## Your task
The number needed is how many lines in these entries contain "http"; give it alone.

(Entries taken from a collection)

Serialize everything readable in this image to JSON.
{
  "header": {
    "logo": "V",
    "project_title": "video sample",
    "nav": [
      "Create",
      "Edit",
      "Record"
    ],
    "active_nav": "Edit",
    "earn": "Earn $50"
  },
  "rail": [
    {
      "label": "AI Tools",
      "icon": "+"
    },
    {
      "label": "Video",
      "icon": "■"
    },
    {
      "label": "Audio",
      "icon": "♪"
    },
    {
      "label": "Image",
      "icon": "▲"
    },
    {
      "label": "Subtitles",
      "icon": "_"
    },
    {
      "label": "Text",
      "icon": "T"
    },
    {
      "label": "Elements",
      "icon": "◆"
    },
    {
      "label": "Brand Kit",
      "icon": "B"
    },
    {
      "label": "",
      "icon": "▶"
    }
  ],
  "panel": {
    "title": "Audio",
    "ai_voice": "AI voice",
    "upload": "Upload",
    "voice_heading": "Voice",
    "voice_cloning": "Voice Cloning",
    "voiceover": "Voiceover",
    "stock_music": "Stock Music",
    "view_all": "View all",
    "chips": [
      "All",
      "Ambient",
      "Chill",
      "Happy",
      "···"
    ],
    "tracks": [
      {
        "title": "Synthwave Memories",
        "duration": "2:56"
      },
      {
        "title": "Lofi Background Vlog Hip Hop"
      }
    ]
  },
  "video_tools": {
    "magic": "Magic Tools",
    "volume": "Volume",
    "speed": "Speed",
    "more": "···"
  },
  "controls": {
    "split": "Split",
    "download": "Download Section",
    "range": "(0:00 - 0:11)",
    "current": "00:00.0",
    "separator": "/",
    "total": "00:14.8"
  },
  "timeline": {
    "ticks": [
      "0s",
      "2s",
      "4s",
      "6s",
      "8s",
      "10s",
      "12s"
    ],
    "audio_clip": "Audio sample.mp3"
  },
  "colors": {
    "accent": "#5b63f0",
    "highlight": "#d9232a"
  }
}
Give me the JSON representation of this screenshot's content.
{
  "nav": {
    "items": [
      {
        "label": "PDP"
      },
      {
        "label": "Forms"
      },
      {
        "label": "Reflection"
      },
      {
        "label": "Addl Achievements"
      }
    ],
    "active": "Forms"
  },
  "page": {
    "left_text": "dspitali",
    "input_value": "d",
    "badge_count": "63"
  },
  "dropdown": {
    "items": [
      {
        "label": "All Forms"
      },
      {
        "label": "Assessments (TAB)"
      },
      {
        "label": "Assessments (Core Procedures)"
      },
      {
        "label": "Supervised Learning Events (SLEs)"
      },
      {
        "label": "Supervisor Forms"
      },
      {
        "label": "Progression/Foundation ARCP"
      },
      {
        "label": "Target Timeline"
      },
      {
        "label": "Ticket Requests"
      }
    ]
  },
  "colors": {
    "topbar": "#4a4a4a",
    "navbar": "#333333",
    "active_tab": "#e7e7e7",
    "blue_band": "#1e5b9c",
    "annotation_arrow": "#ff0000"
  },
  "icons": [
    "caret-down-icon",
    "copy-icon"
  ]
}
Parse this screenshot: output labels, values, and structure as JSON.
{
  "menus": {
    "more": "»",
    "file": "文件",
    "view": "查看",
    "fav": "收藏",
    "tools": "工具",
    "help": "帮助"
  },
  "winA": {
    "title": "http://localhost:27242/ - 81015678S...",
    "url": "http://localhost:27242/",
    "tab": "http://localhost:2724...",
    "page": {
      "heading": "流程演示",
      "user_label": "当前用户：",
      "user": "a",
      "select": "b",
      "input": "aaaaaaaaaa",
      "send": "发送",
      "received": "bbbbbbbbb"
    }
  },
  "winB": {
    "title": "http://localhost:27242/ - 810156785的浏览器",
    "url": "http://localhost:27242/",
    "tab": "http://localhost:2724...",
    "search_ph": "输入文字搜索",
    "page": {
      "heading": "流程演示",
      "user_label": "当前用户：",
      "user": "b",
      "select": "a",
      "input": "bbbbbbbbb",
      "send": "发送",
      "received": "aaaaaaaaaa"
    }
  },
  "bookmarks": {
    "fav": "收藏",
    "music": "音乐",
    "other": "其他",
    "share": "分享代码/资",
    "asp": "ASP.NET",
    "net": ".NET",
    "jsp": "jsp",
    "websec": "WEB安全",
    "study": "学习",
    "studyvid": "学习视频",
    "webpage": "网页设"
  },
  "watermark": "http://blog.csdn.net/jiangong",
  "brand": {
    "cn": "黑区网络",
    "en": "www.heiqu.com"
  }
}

## Answer section
7